Visual processing changes in people with Visual Snow Syndrome
Emma J Solly, Meaghan Clough, Allison M McKendrick, Paige Foletta, Owen B White, Joanne Fielding. Ocular motor measures of visual processing changes in visual snow syndrome. Neurology. First published July 16, 2020, https://doi.org/10.1212/WNL.0000000000010372
WHAT IS THE RESEARCH ABOUT?
- Visual snow syndrome (VSS) is a complex and mysterious neurological condition. The hallmark symptom that people with VSS
see the world through an overlay of moving dots throughout their entire field of vision. VSS is referred to as a syndrome because there are many visual and non-visual symptoms. Symptoms range from tolerable to life altering

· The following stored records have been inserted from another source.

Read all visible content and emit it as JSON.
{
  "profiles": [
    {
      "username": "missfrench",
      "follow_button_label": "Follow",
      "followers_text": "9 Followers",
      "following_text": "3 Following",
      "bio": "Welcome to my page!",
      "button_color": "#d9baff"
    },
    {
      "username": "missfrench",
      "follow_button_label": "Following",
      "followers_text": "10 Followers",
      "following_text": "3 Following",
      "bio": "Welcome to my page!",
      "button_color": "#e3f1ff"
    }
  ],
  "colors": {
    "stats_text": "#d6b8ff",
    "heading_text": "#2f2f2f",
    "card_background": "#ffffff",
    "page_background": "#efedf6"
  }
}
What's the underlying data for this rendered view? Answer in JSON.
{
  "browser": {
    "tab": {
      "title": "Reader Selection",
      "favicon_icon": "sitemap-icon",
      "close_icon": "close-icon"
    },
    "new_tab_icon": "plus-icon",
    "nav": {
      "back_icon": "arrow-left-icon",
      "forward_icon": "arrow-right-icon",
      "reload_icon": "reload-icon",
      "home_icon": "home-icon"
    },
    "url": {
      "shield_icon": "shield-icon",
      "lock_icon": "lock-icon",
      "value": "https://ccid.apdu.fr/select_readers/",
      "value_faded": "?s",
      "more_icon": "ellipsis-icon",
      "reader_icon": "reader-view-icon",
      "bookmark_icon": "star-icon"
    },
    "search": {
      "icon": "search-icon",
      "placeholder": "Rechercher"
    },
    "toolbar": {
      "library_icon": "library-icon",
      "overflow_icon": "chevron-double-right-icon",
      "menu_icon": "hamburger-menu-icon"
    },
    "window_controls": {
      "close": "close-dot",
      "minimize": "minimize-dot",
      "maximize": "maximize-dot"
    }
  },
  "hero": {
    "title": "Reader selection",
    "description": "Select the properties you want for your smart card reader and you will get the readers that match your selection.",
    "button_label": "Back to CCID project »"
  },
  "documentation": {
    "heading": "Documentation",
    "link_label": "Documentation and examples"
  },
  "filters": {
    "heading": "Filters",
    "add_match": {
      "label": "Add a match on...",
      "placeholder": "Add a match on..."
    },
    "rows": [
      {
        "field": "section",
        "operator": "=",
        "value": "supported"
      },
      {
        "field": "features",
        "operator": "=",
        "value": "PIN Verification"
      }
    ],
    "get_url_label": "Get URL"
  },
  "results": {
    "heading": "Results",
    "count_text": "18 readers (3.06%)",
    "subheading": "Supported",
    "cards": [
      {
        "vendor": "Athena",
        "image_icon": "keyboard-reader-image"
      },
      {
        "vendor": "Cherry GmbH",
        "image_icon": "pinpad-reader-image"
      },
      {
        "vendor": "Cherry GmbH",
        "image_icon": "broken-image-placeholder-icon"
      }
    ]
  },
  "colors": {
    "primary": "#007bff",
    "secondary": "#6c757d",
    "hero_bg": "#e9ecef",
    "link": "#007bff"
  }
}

- People with this syndrome experience these symptoms all the time, every day irrespective of whether their eyes are open or closed.
- At present, the cause, areas of the brain affected or how to treat visual snow syndrome is unknown.
- The diverse range of visual symptoms suggests that the syndrome may be caused by a unique processing error as the brain relays visual information.
- Therefore, studying the precise point in which visual processing is affected in the brain can be helpful in understanding the condition. It also informs further investigations to find out what causes visual snow syndrome. We can do this by activating the ocular motor network using key tasks.
Key definitions or terms
1. Visual processing – the acquiring and transmission of visual information from the eyes, with the integration and interpretation of this information into a meaningful image to move the eyes or head.
2. Ocular motor network – the system responsible for moving the eyes or to maintain a stable visual image.
3. Stimulus – a visual event that brings about or increases the likelihood of an eye movement.
4. Central cognitive executive control – the integration of sensory visual information with an individual person’s intentions (derived from memory, attention and psycho-emotional processes), resulting in the perception of a unified visual image within the brain’s consciousness.
5. Saccade – a quick movement of the eyes from one location to another.
WHAT DID THE RESEARCHERS DO?
- We observed visual processing in a group of people diagnosed with visual snow syndrome (in total 64 people) and compared them with a group of healthy people (in total 23) by studying the ocular motor network.
- We used three validated and distinct ocular motor tasks (e.g. a prosaccade, an antisaccade and an interleaved antisaccade-prosaccade), each of which placed different demands on the ocular motor network, allowing us to illustrate the types of visual processing changes occurring in people with the condition.
WHAT DID THE RESEARCHERS FIND?
- We found that the basic execution of an eye movement towards a suddenly appearing stimulus in the visual field occurred faster in people with visual snow syndrome than in healthy people.
- And when people with visual snow syndrome were asked to perform the opposite action, i.e. prevent an eye movement towards a suddenly appearing stimulus, they were more likely to erroneously move their eyes towards the stimulus.
- Interestingly, when the level of difficulty of a task was increased (i.e. requiring increased demands on central-cognitive executive visual processing), neither the faster eye movement response nor the proportion of erroneous eye movements changed.
- This indicates that these visual processing changes are not a consequence of a disruption to the decision making centres of the brain.
- Rather, people with VSS appear to be processing visual stimuli more quickly than healthy people, leading to hyper-accelerated eye movements to visual stimuli.
WHAT DO THESE FINDINGS MEAN?
- Research indicates a possible first-ever science based diagnosis for VSS.
- This can be measured objectively using simple ocular motor tasks.
- The changes seen in people with VSS indicates that their attention when filtering visual information may be affected and be a contributing factor
Written by Dr Meaghan Clough, Post-doctoral fellow, Ocular Motor Research Group, Department of Neuroscience, Central Clinical School, Monash University. This summary can be found here: https://bit.ly/32P31dI
References White OB, Clough M, McKendrick AM, Fielding J. Visual Snow. Journal of neuro-ophthalmology. 2018
Associate Professor Joanne Fielding
Head of Ocular Motor Laboratory
Dept of Neuroscience, CCS